The National Science Foundation (NSF) has awarded James Huff, associate professor of engineering and Honors College faculty fellow, a $575,000 grant for his research titled CAREER: Advancing academic cultures of well-being by understanding professional experiences of engineering faculty. This NSF CAREER grant is the most prestigious individual award given to an early-career faculty member at Harding. It is the 59th CAREER grant awarded in the state of Arkansas and only the sixth at an institution other than the University of Arkansas since NSF’s inception in 1994.
The grant awards Dr. Huff for advancing his psychological research on shame, identity and well-being in engineering education settings. The $575,000 grant will be used to implement a nationwide qualitative investigation of engineering faculty, and also facilitate in-depth training on coping with professional experiences of shame.
“In this project, I will closely be examining the ways that engineering faculty experience powerful emotional experiences of professional shame when they fail to achieve what they feel is expected of them,” said Huff. “In prior research, engineering faculty are rarely studied as whole individuals but rather seen as static, supportive fixtures of student outcomes. Through this study, I will develop a holistic understanding of how faculty regulate emotion in moments of shame that are often hidden from view. The findings will inform us how we can better equip faculty with informed strategies to live out of a mindset of care — both toward themselves and their students — and thus advance well-being in academic settings.”
Prior to receiving this award, Huff worked as a principal investigator of an NSF grant studying the lived experience of shame in engineering students.
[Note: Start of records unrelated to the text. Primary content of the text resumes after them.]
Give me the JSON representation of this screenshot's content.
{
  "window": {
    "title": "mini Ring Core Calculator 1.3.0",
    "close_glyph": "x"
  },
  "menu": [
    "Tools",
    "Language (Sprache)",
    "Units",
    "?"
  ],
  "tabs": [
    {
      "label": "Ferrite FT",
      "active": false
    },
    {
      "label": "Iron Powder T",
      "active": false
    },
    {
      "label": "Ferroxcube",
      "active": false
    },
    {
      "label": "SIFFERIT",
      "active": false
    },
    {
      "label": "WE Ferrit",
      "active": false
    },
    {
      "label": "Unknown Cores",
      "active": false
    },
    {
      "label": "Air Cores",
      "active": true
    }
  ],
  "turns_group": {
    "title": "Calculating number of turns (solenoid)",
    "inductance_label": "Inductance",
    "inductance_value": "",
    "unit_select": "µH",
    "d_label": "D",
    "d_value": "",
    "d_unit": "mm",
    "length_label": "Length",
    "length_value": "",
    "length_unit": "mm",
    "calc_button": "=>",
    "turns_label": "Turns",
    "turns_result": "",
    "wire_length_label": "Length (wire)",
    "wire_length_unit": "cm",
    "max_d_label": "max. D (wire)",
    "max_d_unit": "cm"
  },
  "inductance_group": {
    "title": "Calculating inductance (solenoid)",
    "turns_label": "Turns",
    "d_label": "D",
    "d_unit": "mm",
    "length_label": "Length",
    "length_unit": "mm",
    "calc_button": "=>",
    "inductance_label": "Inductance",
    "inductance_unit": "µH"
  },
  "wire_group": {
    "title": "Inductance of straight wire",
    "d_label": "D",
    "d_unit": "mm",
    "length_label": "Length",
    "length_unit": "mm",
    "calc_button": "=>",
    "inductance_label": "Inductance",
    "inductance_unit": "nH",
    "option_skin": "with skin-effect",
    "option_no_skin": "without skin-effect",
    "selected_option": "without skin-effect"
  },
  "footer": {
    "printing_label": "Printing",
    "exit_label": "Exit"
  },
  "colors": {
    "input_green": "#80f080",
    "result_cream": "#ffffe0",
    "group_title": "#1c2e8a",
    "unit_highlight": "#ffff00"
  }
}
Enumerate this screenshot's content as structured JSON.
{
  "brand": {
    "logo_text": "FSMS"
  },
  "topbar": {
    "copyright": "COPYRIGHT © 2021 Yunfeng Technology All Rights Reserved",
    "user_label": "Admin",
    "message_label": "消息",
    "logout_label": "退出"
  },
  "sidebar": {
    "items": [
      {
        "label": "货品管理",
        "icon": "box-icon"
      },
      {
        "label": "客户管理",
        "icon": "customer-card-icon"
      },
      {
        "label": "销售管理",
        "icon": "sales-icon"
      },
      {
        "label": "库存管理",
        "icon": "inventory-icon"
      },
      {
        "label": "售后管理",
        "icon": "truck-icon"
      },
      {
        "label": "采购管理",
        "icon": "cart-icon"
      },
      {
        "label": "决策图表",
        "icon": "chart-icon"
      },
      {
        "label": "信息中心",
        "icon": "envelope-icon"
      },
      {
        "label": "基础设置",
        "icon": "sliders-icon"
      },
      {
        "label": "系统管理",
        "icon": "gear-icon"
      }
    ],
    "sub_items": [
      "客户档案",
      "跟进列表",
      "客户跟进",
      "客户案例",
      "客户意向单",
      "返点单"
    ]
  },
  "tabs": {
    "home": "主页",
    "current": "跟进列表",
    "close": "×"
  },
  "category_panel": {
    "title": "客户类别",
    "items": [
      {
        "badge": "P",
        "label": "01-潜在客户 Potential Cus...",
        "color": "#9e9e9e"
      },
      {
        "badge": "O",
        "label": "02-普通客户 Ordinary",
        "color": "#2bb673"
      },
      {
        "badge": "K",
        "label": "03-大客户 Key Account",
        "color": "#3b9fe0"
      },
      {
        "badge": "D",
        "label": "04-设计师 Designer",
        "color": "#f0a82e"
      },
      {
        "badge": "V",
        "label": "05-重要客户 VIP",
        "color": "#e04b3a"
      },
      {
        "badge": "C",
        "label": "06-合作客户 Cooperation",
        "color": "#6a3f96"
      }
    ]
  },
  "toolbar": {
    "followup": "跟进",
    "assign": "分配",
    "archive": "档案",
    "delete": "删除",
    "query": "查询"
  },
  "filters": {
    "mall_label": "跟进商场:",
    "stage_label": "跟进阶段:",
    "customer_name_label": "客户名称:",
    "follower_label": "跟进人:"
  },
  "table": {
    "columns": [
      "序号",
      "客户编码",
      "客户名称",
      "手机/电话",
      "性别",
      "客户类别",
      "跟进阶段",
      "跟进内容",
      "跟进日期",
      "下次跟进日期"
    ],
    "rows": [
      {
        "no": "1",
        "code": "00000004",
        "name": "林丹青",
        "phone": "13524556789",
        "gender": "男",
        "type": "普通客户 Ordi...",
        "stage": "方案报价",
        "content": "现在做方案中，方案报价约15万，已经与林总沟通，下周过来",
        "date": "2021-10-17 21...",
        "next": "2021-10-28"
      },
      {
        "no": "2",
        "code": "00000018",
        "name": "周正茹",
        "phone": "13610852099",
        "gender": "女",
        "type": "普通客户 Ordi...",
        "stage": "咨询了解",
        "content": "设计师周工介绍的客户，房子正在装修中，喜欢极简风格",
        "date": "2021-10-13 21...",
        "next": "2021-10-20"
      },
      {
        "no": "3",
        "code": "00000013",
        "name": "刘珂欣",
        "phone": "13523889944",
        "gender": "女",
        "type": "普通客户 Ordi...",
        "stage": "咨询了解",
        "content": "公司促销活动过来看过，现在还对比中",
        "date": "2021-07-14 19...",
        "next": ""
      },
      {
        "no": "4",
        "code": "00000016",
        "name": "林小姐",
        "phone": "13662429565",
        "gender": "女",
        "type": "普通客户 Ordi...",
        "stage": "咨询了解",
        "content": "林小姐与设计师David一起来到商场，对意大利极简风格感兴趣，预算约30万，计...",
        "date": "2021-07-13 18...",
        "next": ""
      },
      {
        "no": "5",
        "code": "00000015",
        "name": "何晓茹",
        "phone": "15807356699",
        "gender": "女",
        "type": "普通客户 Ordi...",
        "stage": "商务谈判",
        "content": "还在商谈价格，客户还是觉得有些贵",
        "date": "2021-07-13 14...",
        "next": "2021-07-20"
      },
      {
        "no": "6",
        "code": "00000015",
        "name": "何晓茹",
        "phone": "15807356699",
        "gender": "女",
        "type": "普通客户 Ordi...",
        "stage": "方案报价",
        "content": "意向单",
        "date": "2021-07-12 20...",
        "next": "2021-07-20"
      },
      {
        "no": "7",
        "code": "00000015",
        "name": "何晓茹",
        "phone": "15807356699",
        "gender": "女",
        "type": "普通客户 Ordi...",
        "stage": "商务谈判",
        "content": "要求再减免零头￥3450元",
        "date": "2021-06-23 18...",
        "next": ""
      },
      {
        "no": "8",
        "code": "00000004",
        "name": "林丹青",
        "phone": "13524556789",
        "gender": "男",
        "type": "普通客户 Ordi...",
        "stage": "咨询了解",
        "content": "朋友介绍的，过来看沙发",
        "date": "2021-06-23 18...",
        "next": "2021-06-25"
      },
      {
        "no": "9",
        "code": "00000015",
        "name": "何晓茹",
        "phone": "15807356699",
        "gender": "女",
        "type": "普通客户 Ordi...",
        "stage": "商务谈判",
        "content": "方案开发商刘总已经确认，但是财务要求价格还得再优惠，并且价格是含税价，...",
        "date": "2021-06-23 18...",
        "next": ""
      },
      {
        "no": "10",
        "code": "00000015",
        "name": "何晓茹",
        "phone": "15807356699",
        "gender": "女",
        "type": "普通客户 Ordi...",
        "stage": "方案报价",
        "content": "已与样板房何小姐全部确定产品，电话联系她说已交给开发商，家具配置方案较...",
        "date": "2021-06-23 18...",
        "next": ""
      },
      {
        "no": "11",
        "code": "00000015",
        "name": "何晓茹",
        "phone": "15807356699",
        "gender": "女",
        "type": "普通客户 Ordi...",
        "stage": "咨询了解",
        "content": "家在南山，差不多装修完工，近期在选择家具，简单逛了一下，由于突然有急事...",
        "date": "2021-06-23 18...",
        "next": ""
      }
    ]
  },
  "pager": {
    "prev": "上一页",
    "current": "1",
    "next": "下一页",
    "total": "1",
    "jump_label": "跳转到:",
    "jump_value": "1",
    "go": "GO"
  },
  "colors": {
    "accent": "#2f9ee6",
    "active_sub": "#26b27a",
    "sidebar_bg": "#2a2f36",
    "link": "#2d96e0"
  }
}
Huff’s work has been published in the Journal for Engineering of Education introducing his theory of professional shame. This work is the foundation of his NSF CAREER proposal.